*** Begin section ***
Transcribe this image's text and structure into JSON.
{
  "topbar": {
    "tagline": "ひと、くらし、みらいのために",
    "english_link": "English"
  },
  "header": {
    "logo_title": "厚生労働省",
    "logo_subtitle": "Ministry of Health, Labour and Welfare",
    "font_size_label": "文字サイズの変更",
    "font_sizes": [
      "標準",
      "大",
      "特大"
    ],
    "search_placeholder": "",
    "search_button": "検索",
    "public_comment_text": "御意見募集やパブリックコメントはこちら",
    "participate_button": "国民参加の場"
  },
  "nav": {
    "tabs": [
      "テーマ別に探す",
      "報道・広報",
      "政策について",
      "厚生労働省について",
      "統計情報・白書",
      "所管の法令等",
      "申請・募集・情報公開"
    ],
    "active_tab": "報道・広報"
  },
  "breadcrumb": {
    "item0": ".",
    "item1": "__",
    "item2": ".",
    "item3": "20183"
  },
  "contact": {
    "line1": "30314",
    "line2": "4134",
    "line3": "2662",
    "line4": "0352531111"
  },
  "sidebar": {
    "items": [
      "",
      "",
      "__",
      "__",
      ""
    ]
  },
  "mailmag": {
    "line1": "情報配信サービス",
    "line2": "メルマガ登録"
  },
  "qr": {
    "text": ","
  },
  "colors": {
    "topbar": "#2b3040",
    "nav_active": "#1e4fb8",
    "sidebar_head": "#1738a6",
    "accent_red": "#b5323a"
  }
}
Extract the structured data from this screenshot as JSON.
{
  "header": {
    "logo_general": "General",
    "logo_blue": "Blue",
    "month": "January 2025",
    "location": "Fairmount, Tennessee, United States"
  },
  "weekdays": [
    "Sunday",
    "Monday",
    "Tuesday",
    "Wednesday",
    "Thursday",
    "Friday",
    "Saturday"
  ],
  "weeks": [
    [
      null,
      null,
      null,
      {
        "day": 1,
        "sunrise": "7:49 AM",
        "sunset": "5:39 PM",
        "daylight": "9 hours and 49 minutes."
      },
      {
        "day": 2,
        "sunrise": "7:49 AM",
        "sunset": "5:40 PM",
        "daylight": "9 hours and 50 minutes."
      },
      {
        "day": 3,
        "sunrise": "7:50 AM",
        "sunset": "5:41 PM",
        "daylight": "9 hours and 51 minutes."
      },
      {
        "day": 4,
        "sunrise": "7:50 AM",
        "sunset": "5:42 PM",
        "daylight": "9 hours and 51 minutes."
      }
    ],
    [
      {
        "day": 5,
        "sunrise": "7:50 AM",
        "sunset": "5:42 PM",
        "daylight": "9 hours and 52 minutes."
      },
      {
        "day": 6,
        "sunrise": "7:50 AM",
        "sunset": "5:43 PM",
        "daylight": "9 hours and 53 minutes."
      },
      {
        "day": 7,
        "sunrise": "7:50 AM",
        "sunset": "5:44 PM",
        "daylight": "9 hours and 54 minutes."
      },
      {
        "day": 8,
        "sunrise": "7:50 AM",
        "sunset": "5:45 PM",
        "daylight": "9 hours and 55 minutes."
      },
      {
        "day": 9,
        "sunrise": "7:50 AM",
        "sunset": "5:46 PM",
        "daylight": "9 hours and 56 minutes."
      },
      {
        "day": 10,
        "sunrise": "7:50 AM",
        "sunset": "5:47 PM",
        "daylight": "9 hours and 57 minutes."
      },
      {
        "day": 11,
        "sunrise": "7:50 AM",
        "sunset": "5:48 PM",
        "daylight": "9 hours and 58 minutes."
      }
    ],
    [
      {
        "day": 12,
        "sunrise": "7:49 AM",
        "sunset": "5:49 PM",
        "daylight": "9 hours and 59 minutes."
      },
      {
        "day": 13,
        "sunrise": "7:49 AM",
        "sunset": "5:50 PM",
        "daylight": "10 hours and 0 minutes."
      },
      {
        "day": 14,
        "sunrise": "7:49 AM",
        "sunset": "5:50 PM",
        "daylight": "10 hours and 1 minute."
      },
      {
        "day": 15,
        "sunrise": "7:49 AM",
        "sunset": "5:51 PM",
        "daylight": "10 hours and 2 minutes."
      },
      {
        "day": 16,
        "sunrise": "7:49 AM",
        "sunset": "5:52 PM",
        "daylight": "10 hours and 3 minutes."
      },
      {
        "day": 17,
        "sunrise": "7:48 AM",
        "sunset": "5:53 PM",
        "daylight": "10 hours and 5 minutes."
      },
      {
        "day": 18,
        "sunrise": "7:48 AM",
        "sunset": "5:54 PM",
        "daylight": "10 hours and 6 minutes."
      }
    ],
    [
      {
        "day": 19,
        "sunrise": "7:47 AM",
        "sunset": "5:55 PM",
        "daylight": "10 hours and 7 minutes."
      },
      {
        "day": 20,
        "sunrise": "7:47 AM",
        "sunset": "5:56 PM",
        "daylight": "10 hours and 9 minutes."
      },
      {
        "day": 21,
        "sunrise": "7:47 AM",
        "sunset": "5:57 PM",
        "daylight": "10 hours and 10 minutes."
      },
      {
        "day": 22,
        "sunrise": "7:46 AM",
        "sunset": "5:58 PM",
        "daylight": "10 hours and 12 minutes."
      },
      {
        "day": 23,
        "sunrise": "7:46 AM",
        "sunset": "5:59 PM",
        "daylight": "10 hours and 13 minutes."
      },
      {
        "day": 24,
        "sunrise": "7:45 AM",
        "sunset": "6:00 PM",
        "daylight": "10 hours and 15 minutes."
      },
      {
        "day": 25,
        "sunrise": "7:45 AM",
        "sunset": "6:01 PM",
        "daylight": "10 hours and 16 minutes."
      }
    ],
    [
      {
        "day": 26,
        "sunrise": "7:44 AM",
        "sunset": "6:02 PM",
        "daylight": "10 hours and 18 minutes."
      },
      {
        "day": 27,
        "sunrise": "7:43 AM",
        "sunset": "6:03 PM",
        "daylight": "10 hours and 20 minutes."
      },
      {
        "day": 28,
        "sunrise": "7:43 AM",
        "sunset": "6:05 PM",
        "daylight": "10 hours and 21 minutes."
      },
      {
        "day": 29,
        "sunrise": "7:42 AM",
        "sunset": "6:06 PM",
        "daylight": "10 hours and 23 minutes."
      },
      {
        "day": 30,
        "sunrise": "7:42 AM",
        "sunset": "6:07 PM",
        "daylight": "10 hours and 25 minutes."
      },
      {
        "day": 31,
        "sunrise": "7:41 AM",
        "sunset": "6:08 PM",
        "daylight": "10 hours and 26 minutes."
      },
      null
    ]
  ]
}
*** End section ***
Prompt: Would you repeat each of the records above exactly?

Result of the exercise:
Transcribe this image's text and structure into JSON.
{
  "topbar": {
    "tagline": "ひと、くらし、みらいのために",
    "english_link": "English"
  },
  "header": {
    "logo_title": "厚生労働省",
    "logo_subtitle": "Ministry of Health, Labour and Welfare",
    "font_size_label": "文字サイズの変更",
    "font_sizes": [
      "標準",
      "大",
      "特大"
    ],
    "search_placeholder": "",
    "search_button": "検索",
    "public_comment_text": "御意見募集やパブリックコメントはこちら",
    "participate_button": "国民参加の場"
  },
  "nav": {
    "tabs": [
      "テーマ別に探す",
      "報道・広報",
      "政策について",
      "厚生労働省について",
      "統計情報・白書",
      "所管の法令等",
      "申請・募集・情報公開"
    ],
    "active_tab": "報道・広報"
  },
  "breadcrumb": {
    "item0": ".",
    "item1": "__",
    "item2": ".",
    "item3": "20183"
  },
  "contact": {
    "line1": "30314",
    "line2": "4134",
    "line3": "2662",
    "line4": "0352531111"
  },
  "sidebar": {
    "items": [
      "",
      "",
      "__",
      "__",
      ""
    ]
  },
  "mailmag": {
    "line1": "情報配信サービス",
    "line2": "メルマガ登録"
  },
  "qr": {
    "text": ","
  },
  "colors": {
    "topbar": "#2b3040",
    "nav_active": "#1e4fb8",
    "sidebar_head": "#1738a6",
    "accent_red": "#b5323a"
  }
}
Extract the structured data from this screenshot as JSON.
{
  "header": {
    "logo_general": "General",
    "logo_blue": "Blue",
    "month": "January 2025",
    "location": "Fairmount, Tennessee, United States"
  },
  "weekdays": [
    "Sunday",
    "Monday",
    "Tuesday",
    "Wednesday",
    "Thursday",
    "Friday",
    "Saturday"
  ],
  "weeks": [
    [
      null,
      null,
      null,
      {
        "day": 1,
        "sunrise": "7:49 AM",
        "sunset": "5:39 PM",
        "daylight": "9 hours and 49 minutes."
      },
      {
        "day": 2,
        "sunrise": "7:49 AM",
        "sunset": "5:40 PM",
        "daylight": "9 hours and 50 minutes."
      },
      {
        "day": 3,
        "sunrise": "7:50 AM",
        "sunset": "5:41 PM",
        "daylight": "9 hours and 51 minutes."
      },
      {
        "day": 4,
        "sunrise": "7:50 AM",
        "sunset": "5:42 PM",
        "daylight": "9 hours and 51 minutes."
      }
    ],
    [
      {
        "day": 5,
        "sunrise": "7:50 AM",
        "sunset": "5:42 PM",
        "daylight": "9 hours and 52 minutes."
      },
      {
        "day": 6,
        "sunrise": "7:50 AM",
        "sunset": "5:43 PM",
        "daylight": "9 hours and 53 minutes."
      },
      {
        "day": 7,
        "sunrise": "7:50 AM",
        "sunset": "5:44 PM",
        "daylight": "9 hours and 54 minutes."
      },
      {
        "day": 8,
        "sunrise": "7:50 AM",
        "sunset": "5:45 PM",
        "daylight": "9 hours and 55 minutes."
      },
      {
        "day": 9,
        "sunrise": "7:50 AM",
        "sunset": "5:46 PM",
        "daylight": "9 hours and 56 minutes."
      },
      {
        "day": 10,
        "sunrise": "7:50 AM",
        "sunset": "5:47 PM",
        "daylight": "9 hours and 57 minutes."
      },
      {
        "day": 11,
        "sunrise": "7:50 AM",
        "sunset": "5:48 PM",
        "daylight": "9 hours and 58 minutes."
      }
    ],
    [
      {
        "day": 12,
        "sunrise": "7:49 AM",
        "sunset": "5:49 PM",
        "daylight": "9 hours and 59 minutes."
      },
      {
        "day": 13,
        "sunrise": "7:49 AM",
        "sunset": "5:50 PM",
        "daylight": "10 hours and 0 minutes."
      },
      {
        "day": 14,
        "sunrise": "7:49 AM",
        "sunset": "5:50 PM",
        "daylight": "10 hours and 1 minute."
      },
      {
        "day": 15,
        "sunrise": "7:49 AM",
        "sunset": "5:51 PM",
        "daylight": "10 hours and 2 minutes."
      },
      {
        "day": 16,
        "sunrise": "7:49 AM",
        "sunset": "5:52 PM",
        "daylight": "10 hours and 3 minutes."
      },
      {
        "day": 17,
        "sunrise": "7:48 AM",
        "sunset": "5:53 PM",
        "daylight": "10 hours and 5 minutes."
      },
      {
        "day": 18,
        "sunrise": "7:48 AM",
        "sunset": "5:54 PM",
        "daylight": "10 hours and 6 minutes."
      }
    ],
    [
      {
        "day": 19,
        "sunrise": "7:47 AM",
        "sunset": "5:55 PM",
        "daylight": "10 hours and 7 minutes."
      },
      {
        "day": 20,
        "sunrise": "7:47 AM",
        "sunset": "5:56 PM",
        "daylight": "10 hours and 9 minutes."
      },
      {
        "day": 21,
        "sunrise": "7:47 AM",
        "sunset": "5:57 PM",
        "daylight": "10 hours and 10 minutes."
      },
      {
        "day": 22,
        "sunrise": "7:46 AM",
        "sunset": "5:58 PM",
        "daylight": "10 hours and 12 minutes."
      },
      {
        "day": 23,
        "sunrise": "7:46 AM",
        "sunset": "5:59 PM",
        "daylight": "10 hours and 13 minutes."
      },
      {
        "day": 24,
        "sunrise": "7:45 AM",
        "sunset": "6:00 PM",
        "daylight": "10 hours and 15 minutes."
      },
      {
        "day": 25,
        "sunrise": "7:45 AM",
        "sunset": "6:01 PM",
        "daylight": "10 hours and 16 minutes."
      }
    ],
    [
      {
        "day": 26,
        "sunrise": "7:44 AM",
        "sunset": "6:02 PM",
        "daylight": "10 hours and 18 minutes."
      },
      {
        "day": 27,
        "sunrise": "7:43 AM",
        "sunset": "6:03 PM",
        "daylight": "10 hours and 20 minutes."
      },
      {
        "day": 28,
        "sunrise": "7:43 AM",
        "sunset": "6:05 PM",
        "daylight": "10 hours and 21 minutes."
      },
      {
        "day": 29,
        "sunrise": "7:42 AM",
        "sunset": "6:06 PM",
        "daylight": "10 hours and 23 minutes."
      },
      {
        "day": 30,
        "sunrise": "7:42 AM",
        "sunset": "6:07 PM",
        "daylight": "10 hours and 25 minutes."
      },
      {
        "day": 31,
        "sunrise": "7:41 AM",
        "sunset": "6:08 PM",
        "daylight": "10 hours and 26 minutes."
      },
      null
    ]
  ]
}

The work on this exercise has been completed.